You might be surprised to learn that, whatever UK Free TV, the government, the regulator Ofcom and others have been saying about the digital switchover set to start in November 2008 (so that 98.5% of the population will get a Freeviwe service by 2013) the frequencies have not been agreed with our European neighbours France, the Netherlands, Belgium and the Republic of Ireland.
However, television signals are no respecters of arbitrary political international borders. As many have found out, hot weather and high pressure can cause signals that would normally leak into space to rebound around the planet. This can cause interference to analogue signals and the complete loss of digital ones.
Now UK delegation to the International Telecommunication Unions (ITU) Regional Radiocommunication Conference (RRC-06) in Geneva have got required agreement and also the go-ahead for the expansion of digital radio.
Ex-advertising boss, and outgoing Ofcom Chief Executive Stephen Carter said: "This accelerates the move to all-digital broadcasting. After months of detailed negotiations involving more than 100 countries, this successful outcome is testament to the hard work and dedication of the UK delegation."
Ofcom today reconfirmed that 98.5% of the UK's population will get the three public service television multiplexes (1, 2 and B) and that 90% will get the full Freeview service. This means that 907,000 people will not have any terrestrial television service after 2012 and just over 6 million people will not get multiplexes A, C and D.

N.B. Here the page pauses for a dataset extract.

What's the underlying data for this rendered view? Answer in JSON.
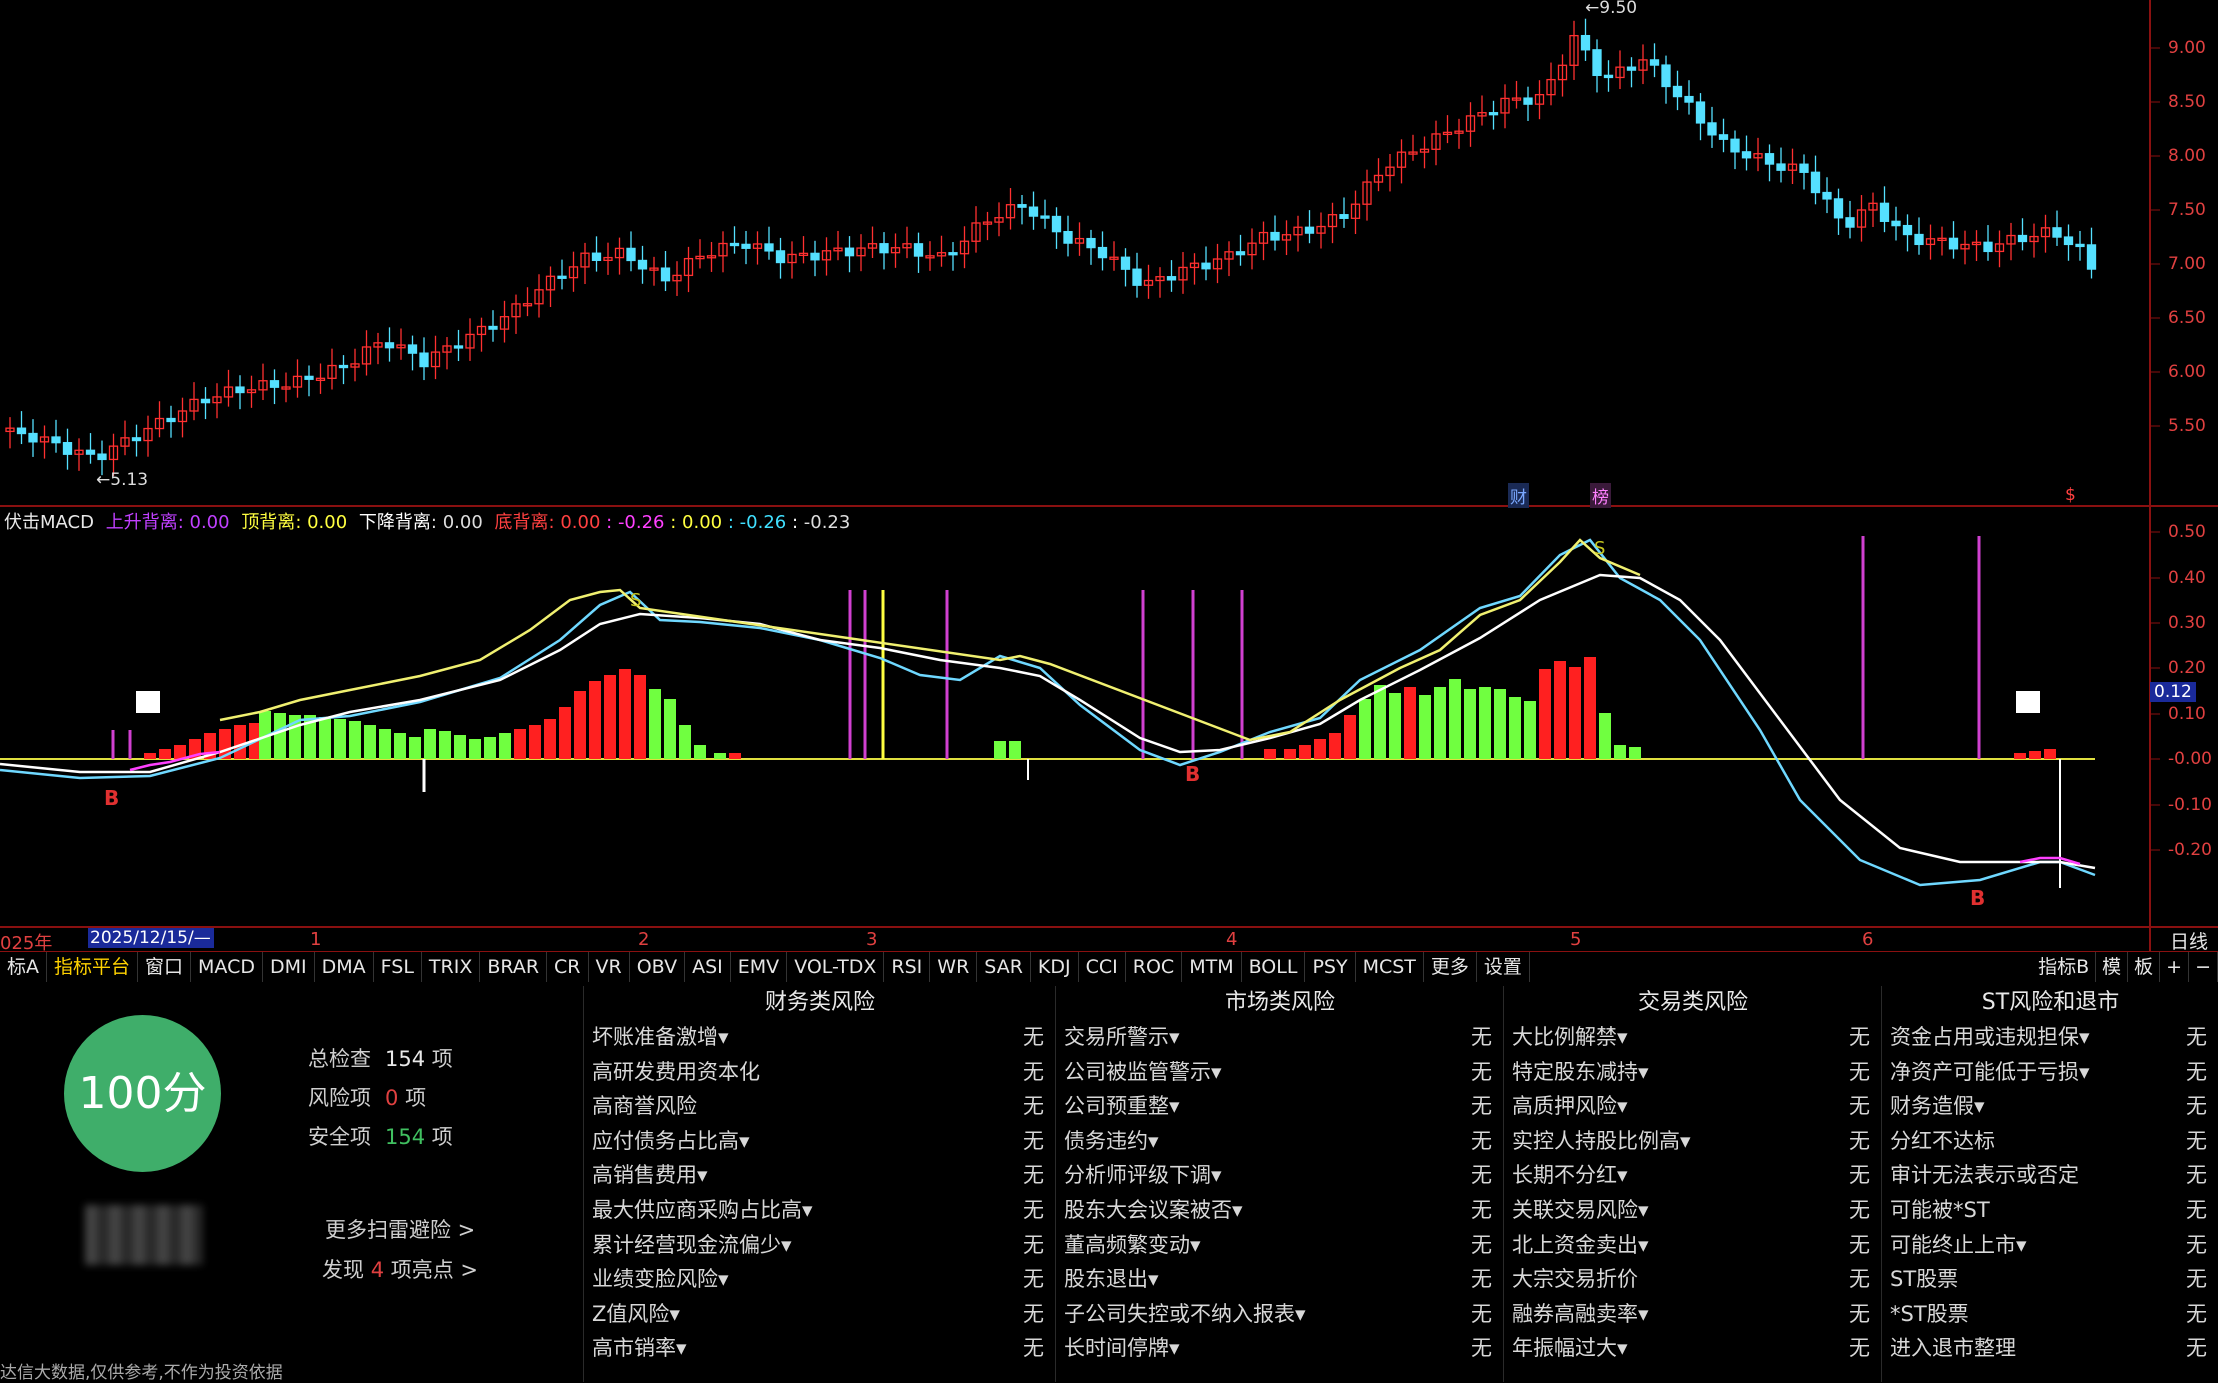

They also note that they can now sell off the freed up television transmission frequencies (aside from those used for radar and space telescopes) to provide income for the government after 2012.